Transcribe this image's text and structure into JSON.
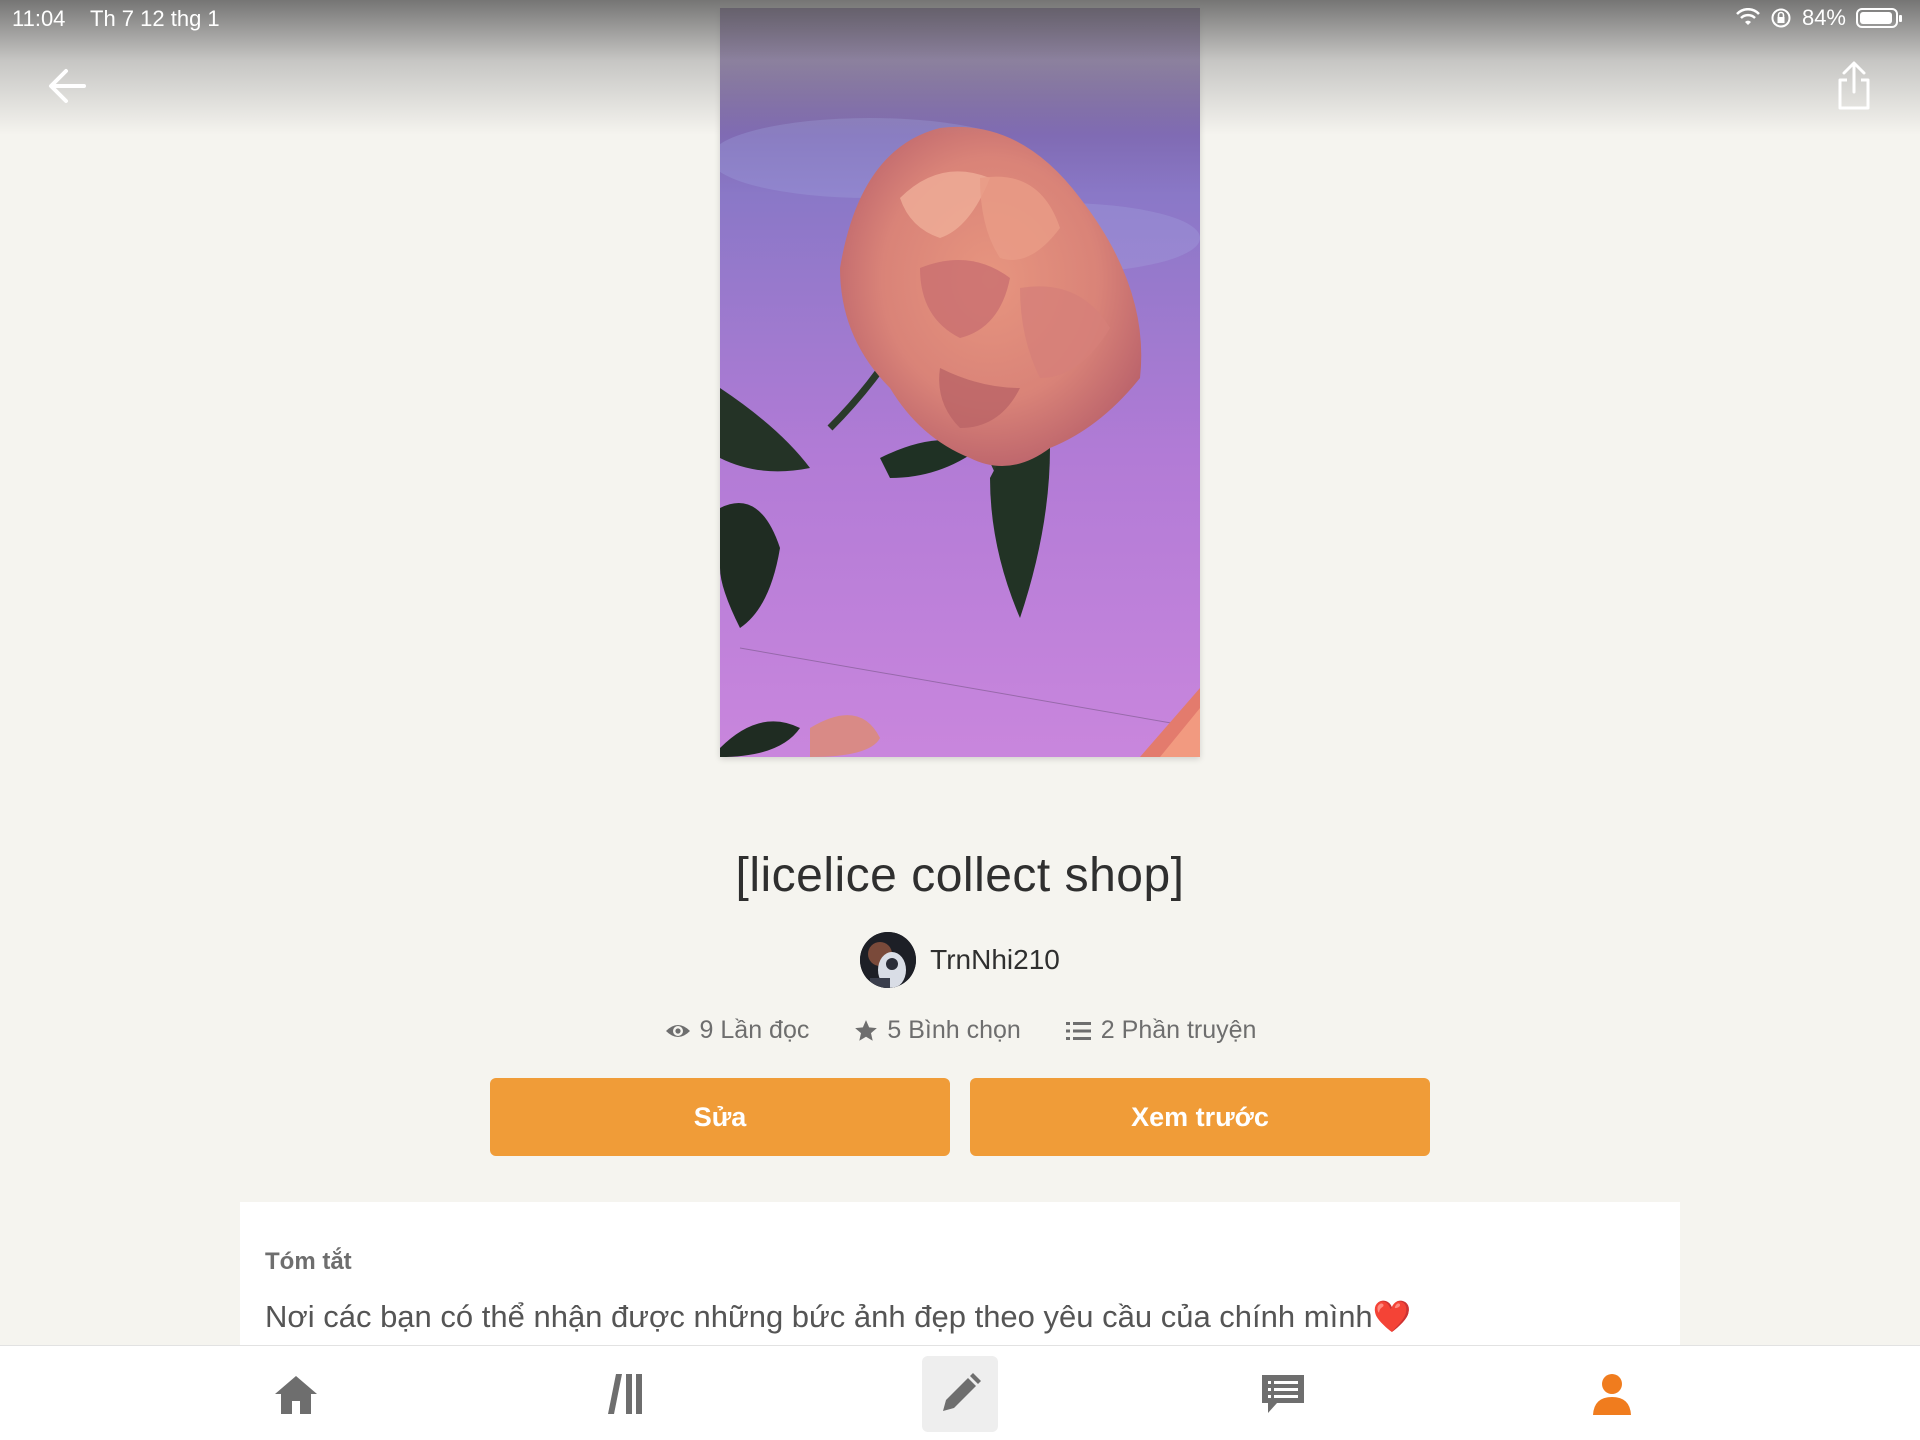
{
  "status_bar": {
    "time": "11:04",
    "date": "Th 7 12 thg 1",
    "battery": "84%",
    "battery_level": 0.84
  },
  "story": {
    "title": "[licelice collect shop]",
    "author": "TrnNhi210",
    "stats": {
      "reads": "9 Lần đọc",
      "votes": "5 Bình chọn",
      "parts": "2 Phần truyện"
    }
  },
  "actions": {
    "edit_label": "Sửa",
    "preview_label": "Xem trước"
  },
  "summary": {
    "label": "Tóm tắt",
    "text": "Nơi các bạn có thể nhận được những bức ảnh đẹp theo yêu cầu của chính mình",
    "emoji": "❤️"
  },
  "tabs": [
    "home-icon",
    "library-icon",
    "write-icon",
    "messages-icon",
    "profile-icon"
  ],
  "colors": {
    "accent": "#f09c38",
    "background": "#f5f4ef",
    "active_tab": "#f07c1e"
  }
}
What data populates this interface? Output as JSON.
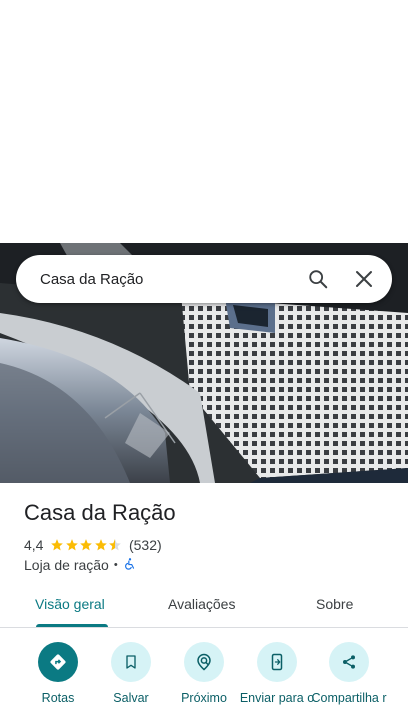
{
  "search": {
    "query": "Casa da Ração"
  },
  "place": {
    "name": "Casa da Ração",
    "rating": "4,4",
    "rating_value": 4.4,
    "review_count": "(532)",
    "category": "Loja de ração",
    "separator": "•"
  },
  "tabs": [
    {
      "label": "Visão geral",
      "active": true
    },
    {
      "label": "Avaliações",
      "active": false
    },
    {
      "label": "Sobre",
      "active": false
    }
  ],
  "actions": [
    {
      "label": "Rotas",
      "icon": "directions-icon"
    },
    {
      "label": "Salvar",
      "icon": "bookmark-icon"
    },
    {
      "label": "Próximo",
      "icon": "nearby-icon"
    },
    {
      "label": "Enviar para o",
      "icon": "send-to-phone-icon"
    },
    {
      "label": "Compartilha r",
      "icon": "share-icon"
    }
  ],
  "colors": {
    "accent": "#0b7a83",
    "star": "#fbbc04",
    "chip": "#d6f3f6"
  }
}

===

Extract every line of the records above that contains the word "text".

RESULT FOR THIS TASK:
Transcribe this image's text and structure into JSON.
    "text": "Nơi các bạn có thể nhận được những bức ảnh đẹp theo yêu cầu của chính mình",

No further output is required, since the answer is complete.